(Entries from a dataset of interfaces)
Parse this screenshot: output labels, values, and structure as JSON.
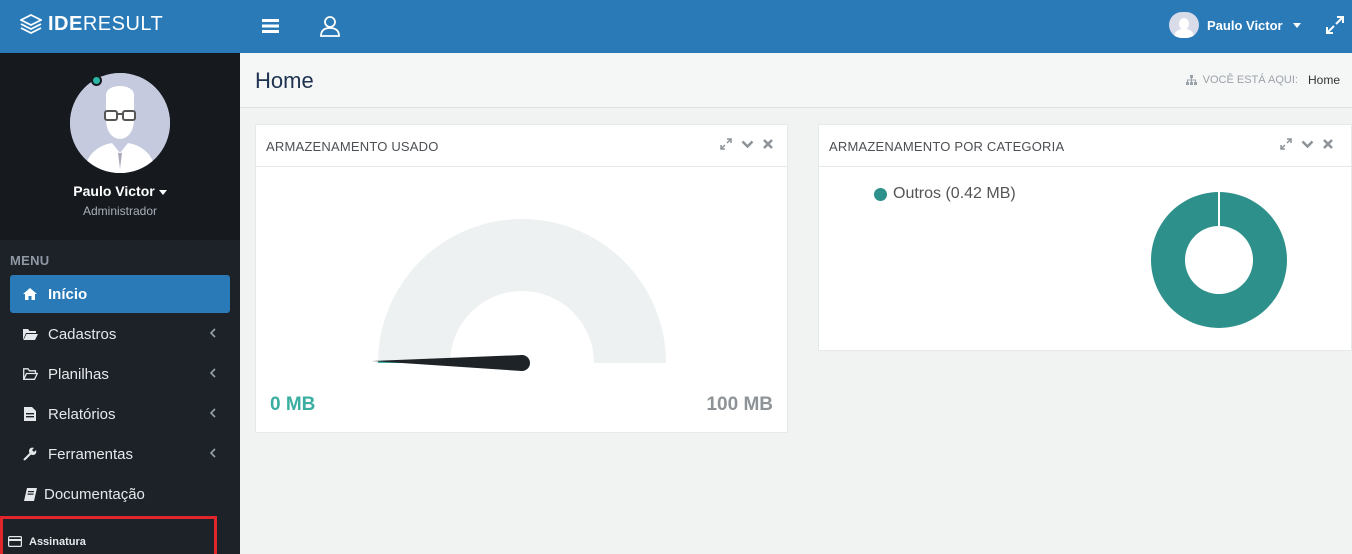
{
  "app": {
    "logo_bold": "IDE",
    "logo_light": "RESULT"
  },
  "topbar": {
    "user_name": "Paulo Victor"
  },
  "profile": {
    "name": "Paulo Victor",
    "role": "Administrador"
  },
  "menu": {
    "title": "MENU",
    "items": [
      {
        "label": "Início",
        "icon": "home-icon",
        "active": true
      },
      {
        "label": "Cadastros",
        "icon": "folder-icon",
        "has_submenu": true
      },
      {
        "label": "Planilhas",
        "icon": "folder-open-icon",
        "has_submenu": true
      },
      {
        "label": "Relatórios",
        "icon": "file-icon",
        "has_submenu": true
      },
      {
        "label": "Ferramentas",
        "icon": "wrench-icon",
        "has_submenu": true
      },
      {
        "label": "Documentação",
        "icon": "book-icon"
      },
      {
        "label": "Assinatura",
        "icon": "credit-card-icon",
        "highlighted": true
      }
    ]
  },
  "page": {
    "title": "Home",
    "breadcrumb_label": "VOCÊ ESTÁ AQUI:",
    "breadcrumb_current": "Home"
  },
  "storage_used": {
    "title": "ARMAZENAMENTO USADO",
    "min_label": "0 MB",
    "max_label": "100 MB",
    "value_fraction": 0.0042
  },
  "storage_by_category": {
    "title": "ARMAZENAMENTO POR CATEGORIA",
    "legend": [
      {
        "label": "Outros (0.42 MB)",
        "color": "#2e908a"
      }
    ]
  },
  "colors": {
    "topbar": "#2a7ab8",
    "sidebar": "#1d2229",
    "accent_teal": "#2e908a",
    "highlight_red": "#e0262a"
  },
  "chart_data": [
    {
      "type": "gauge",
      "title": "ARMAZENAMENTO USADO",
      "min": 0,
      "max": 100,
      "unit": "MB",
      "value": 0.42
    },
    {
      "type": "pie",
      "title": "ARMAZENAMENTO POR CATEGORIA",
      "labels": [
        "Outros"
      ],
      "values": [
        0.42
      ],
      "unit": "MB",
      "donut": true,
      "legend": "top-left"
    }
  ]
}
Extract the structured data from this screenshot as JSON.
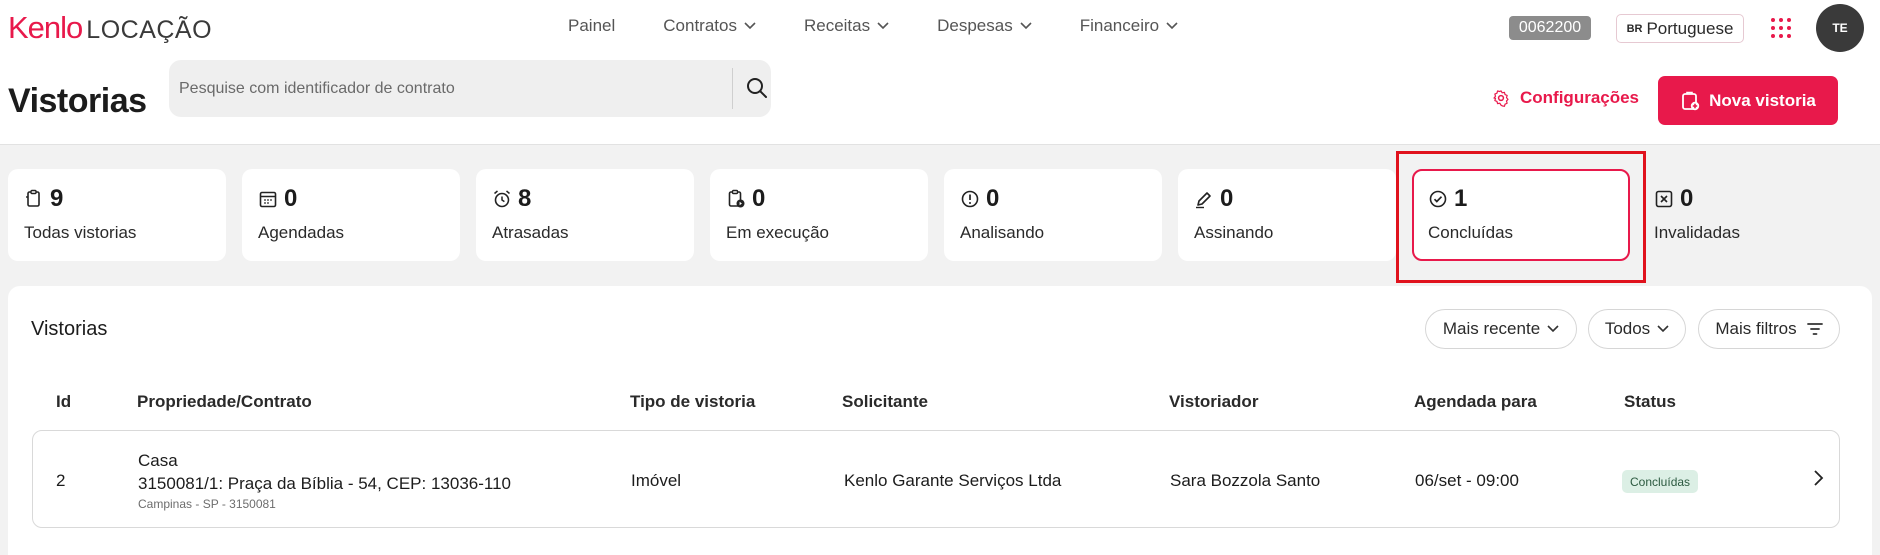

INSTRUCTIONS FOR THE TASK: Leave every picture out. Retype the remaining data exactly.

SOLVED PROBLEM:
Parse this screenshot: output labels, values, and structure as JSON.
{
  "app": {
    "logo_bold": "IDE",
    "logo_light": "RESULT"
  },
  "topbar": {
    "user_name": "Paulo Victor"
  },
  "profile": {
    "name": "Paulo Victor",
    "role": "Administrador"
  },
  "menu": {
    "title": "MENU",
    "items": [
      {
        "label": "Início",
        "icon": "home-icon",
        "active": true
      },
      {
        "label": "Cadastros",
        "icon": "folder-icon",
        "has_submenu": true
      },
      {
        "label": "Planilhas",
        "icon": "folder-open-icon",
        "has_submenu": true
      },
      {
        "label": "Relatórios",
        "icon": "file-icon",
        "has_submenu": true
      },
      {
        "label": "Ferramentas",
        "icon": "wrench-icon",
        "has_submenu": true
      },
      {
        "label": "Documentação",
        "icon": "book-icon"
      },
      {
        "label": "Assinatura",
        "icon": "credit-card-icon",
        "highlighted": true
      }
    ]
  },
  "page": {
    "title": "Home",
    "breadcrumb_label": "VOCÊ ESTÁ AQUI:",
    "breadcrumb_current": "Home"
  },
  "storage_used": {
    "title": "ARMAZENAMENTO USADO",
    "min_label": "0 MB",
    "max_label": "100 MB",
    "value_fraction": 0.0042
  },
  "storage_by_category": {
    "title": "ARMAZENAMENTO POR CATEGORIA",
    "legend": [
      {
        "label": "Outros (0.42 MB)",
        "color": "#2e908a"
      }
    ]
  },
  "colors": {
    "topbar": "#2a7ab8",
    "sidebar": "#1d2229",
    "accent_teal": "#2e908a",
    "highlight_red": "#e0262a"
  },
  "chart_data": [
    {
      "type": "gauge",
      "title": "ARMAZENAMENTO USADO",
      "min": 0,
      "max": 100,
      "unit": "MB",
      "value": 0.42
    },
    {
      "type": "pie",
      "title": "ARMAZENAMENTO POR CATEGORIA",
      "labels": [
        "Outros"
      ],
      "values": [
        0.42
      ],
      "unit": "MB",
      "donut": true,
      "legend": "top-left"
    }
  ]
}
Extract the structured data from this screenshot as JSON.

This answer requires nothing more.